Assigned task: Those lines of the data that hold the word "Delete" are to be copied out.

─── Records for the exercise

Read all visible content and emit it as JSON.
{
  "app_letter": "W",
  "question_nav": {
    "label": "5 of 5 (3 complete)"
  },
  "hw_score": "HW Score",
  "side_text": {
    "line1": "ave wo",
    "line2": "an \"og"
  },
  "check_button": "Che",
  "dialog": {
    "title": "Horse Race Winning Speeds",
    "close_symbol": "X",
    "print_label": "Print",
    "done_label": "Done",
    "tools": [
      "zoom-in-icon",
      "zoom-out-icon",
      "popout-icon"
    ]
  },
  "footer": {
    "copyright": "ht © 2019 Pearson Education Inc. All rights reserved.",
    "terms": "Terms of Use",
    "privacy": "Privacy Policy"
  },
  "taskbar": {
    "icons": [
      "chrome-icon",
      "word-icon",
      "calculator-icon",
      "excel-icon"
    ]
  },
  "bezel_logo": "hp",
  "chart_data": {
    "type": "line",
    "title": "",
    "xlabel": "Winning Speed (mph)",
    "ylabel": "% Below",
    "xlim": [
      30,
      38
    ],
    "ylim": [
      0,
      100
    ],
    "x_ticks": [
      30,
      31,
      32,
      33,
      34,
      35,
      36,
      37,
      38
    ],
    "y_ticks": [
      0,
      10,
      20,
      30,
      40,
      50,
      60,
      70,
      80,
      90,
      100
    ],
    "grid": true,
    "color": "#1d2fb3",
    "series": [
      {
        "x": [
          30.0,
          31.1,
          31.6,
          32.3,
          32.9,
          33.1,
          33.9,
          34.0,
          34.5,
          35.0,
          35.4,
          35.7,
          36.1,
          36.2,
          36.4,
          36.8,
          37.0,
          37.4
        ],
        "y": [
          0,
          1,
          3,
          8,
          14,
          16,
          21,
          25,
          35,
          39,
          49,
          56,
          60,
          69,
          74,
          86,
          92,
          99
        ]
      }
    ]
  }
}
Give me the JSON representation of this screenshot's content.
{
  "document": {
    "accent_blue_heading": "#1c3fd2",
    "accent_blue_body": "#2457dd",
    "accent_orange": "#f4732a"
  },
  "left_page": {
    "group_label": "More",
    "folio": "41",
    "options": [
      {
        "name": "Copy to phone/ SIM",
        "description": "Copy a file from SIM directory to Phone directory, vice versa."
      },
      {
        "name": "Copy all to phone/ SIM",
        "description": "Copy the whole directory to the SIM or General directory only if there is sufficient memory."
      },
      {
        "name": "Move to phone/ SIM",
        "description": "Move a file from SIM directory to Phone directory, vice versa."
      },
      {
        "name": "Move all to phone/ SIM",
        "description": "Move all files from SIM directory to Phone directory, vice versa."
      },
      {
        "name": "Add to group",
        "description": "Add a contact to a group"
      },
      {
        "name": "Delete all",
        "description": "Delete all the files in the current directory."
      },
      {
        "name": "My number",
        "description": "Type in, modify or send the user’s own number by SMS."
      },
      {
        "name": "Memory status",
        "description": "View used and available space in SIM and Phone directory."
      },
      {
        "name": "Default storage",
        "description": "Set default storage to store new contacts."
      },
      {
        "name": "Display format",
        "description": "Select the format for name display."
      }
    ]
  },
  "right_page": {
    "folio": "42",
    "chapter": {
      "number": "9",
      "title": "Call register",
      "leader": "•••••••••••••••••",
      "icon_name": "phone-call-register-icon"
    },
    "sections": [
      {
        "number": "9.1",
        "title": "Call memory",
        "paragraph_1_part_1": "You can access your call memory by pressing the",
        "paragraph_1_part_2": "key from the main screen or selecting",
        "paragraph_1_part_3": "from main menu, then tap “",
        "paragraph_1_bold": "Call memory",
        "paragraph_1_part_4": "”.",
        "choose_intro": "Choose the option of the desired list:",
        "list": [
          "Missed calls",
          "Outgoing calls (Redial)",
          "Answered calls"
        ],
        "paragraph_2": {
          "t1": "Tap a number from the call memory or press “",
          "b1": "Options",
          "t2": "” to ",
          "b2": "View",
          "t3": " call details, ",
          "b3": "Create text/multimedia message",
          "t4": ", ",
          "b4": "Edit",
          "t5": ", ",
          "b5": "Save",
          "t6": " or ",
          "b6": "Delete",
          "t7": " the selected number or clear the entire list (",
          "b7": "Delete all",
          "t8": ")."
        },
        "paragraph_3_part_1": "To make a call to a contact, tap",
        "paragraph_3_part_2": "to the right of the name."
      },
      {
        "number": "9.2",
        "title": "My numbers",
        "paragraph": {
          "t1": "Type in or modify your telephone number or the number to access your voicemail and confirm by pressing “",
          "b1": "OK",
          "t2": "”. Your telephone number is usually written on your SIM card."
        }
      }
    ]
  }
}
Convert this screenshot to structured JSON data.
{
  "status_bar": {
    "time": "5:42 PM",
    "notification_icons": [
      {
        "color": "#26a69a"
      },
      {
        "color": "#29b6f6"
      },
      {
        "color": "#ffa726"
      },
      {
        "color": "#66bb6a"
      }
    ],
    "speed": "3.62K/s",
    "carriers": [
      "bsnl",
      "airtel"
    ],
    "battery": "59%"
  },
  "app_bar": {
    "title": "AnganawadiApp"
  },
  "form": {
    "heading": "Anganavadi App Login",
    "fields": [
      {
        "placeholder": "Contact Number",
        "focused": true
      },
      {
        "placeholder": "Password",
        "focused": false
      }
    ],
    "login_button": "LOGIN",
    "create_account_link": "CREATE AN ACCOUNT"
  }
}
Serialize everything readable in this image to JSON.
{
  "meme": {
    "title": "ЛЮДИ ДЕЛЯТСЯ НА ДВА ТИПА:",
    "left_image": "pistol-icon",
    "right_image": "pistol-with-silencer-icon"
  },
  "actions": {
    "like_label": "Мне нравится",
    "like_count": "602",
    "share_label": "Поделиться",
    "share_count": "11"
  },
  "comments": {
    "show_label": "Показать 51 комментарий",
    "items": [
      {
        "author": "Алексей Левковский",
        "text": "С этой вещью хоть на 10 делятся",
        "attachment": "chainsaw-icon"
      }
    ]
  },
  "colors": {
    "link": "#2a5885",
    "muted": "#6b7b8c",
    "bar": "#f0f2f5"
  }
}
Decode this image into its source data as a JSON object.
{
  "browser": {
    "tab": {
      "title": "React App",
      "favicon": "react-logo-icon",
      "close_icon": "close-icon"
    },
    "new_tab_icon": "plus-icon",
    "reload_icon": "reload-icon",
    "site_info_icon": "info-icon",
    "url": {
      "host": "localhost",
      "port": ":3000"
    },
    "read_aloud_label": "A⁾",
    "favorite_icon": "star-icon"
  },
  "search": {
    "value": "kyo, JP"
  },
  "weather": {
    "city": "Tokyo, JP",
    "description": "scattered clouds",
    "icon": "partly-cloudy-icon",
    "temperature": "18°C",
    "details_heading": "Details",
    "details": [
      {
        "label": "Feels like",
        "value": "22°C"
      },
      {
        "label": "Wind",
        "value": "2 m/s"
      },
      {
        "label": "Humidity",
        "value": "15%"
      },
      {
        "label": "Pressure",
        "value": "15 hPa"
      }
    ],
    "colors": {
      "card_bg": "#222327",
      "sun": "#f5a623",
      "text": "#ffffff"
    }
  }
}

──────

Worked solution:
        "name": "Delete all",
        "description": "Delete all the files in the current directory."
          "b6": "Delete",
          "b7": "Delete all",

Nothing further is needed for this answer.